But there is a question that hasn’t been addressed by those efforts: Do the vaccines affect menstruation?

Vaccine studies aren’t designed to track menstrual irregularity, which would require a few months of data before the trial itself in order to establish a baseline. That doesn’t mean they “couldn’t or shouldn’t be in the future,” Gunter said.

In the case of COVID-19 vaccines, more data is on the way. The National Institutes of Health announced in August that it would distribute over $1 million across several institutions to support research into any possible links between those vaccines and menstrual changes.

Should vaccine researchers track menstruation?

In the spring, multiple reports surfaced — particularly on social media — from people who said that their period had changed in some way, like arriving later or with a heavier flow than usual, after receiving a COVID-19 shot.
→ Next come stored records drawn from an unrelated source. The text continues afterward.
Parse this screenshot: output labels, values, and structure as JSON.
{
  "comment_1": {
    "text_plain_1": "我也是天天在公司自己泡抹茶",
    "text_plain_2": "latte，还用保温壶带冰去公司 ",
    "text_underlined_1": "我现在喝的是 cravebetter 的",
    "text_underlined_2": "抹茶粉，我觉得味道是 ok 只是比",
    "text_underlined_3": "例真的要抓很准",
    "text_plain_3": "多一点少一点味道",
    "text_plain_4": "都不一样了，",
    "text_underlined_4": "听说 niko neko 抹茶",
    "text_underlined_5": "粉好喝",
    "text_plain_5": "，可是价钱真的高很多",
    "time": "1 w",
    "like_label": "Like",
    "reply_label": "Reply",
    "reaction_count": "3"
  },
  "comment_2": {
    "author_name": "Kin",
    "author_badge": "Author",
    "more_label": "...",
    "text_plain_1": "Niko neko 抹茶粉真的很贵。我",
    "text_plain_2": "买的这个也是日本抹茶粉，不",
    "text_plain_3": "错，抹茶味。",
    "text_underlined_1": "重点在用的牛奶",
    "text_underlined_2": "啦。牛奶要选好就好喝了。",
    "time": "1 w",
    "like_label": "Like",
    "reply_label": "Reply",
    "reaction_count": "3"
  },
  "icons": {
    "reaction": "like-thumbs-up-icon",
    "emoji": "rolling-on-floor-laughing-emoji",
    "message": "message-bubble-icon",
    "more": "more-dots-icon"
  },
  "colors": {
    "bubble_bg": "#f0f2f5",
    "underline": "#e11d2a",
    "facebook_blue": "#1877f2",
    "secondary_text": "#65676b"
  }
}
We can’t really draw any conclusions from that “biased sample,” Gunter said, because those reports themselves are anecdotal. Only a formal research effort can confirm or deny the connection between vaccination and menstrual changes — it’s impossible without one to know how many people experienced irregularity compared to those who didn’t.

But there is a biological explanation as to how irregular periods could occur post-vaccination. The endometrium, or the uterine lining that sheds during menstruation, is part of the broader network for the body’s immune system, explained Gunter, who broke down this connection in a Substack piece in April.

“Just like you might get a lymph node swelling after a vaccine, you could potentially get changes in the lining of the uterus,” she added. “And just like your lymph node is not going to be permanently swollen — or you’re not going to permanently have a fever from getting your vaccine, also an immune side effect — you’re not going to have permanent changes” to your period.

People generally don’t panic when they develop a fever after getting a vaccine because they’ve been warned about that side effect ahead of time. (A small increased risk in pregnancy loss and birth defects has been linked to high fevers in early pregnancy in animal studies, according to the University of Chicago. Experts recommend taking Tylenol or another safe fever reducer recommended by your physician if necessary post-vaccination.)

Not having similar information on menstruation — if there is a connection — denies vaccine recipients a similar peace of mind. And when these reasonable talking points are co-opted by anti-vaccination groups or misunderstood by individuals, they can become a breeding ground for misinformed fertility fears.

That’s “a tricky rumor to debunk,” Greyson said, “because it intertwines legitimate concerns about women’s health and fertility research with unsupported theories and false claims of causality.”

Fertility myths offer false certainty

Dr. Seema Yasmin, director of the Stanford Health Communication Initiative, believes the “blanket exclusion” of pregnant people from clinical trials for COVID-19 vaccines wasn’t a “smart move,” and that more could have been done to safely them.

The false information that can take hold with the help of those kinds of research gaps points directly to the “much deeper issue” of a lack of emphasis on reproductive health, rooted in sexism, she added.

“We have deprioritized women’s health. We have not put sufficient resources, including money, time and all of those investments into understanding reproductive health,” Yasmin said. “And then we pay the price for it in these particular ways.”

Misinformation and disinformation have a big advantage: They offer a false sense of certainty, making them hard to combat. Real science, on the other hand, shies away from absolutes and focuses instead on what’s known to be true based on evidence.

It would be ideal, Hsu said, if researchers could make the “declarative statement” that COVID-19 vaccines are “100 percent safe in all populations forever and ever.” But that’s not how science works — there’s just no way to prove or disprove that assertion.

“So-called ‘alternative medicine’ has confidence, they speak in absolutes,” Dr. Jen Gunter said. “But when you have no studies and you’re making stuff up, of course you can [do that].”

Rebecca Newman contributed reporting to this story.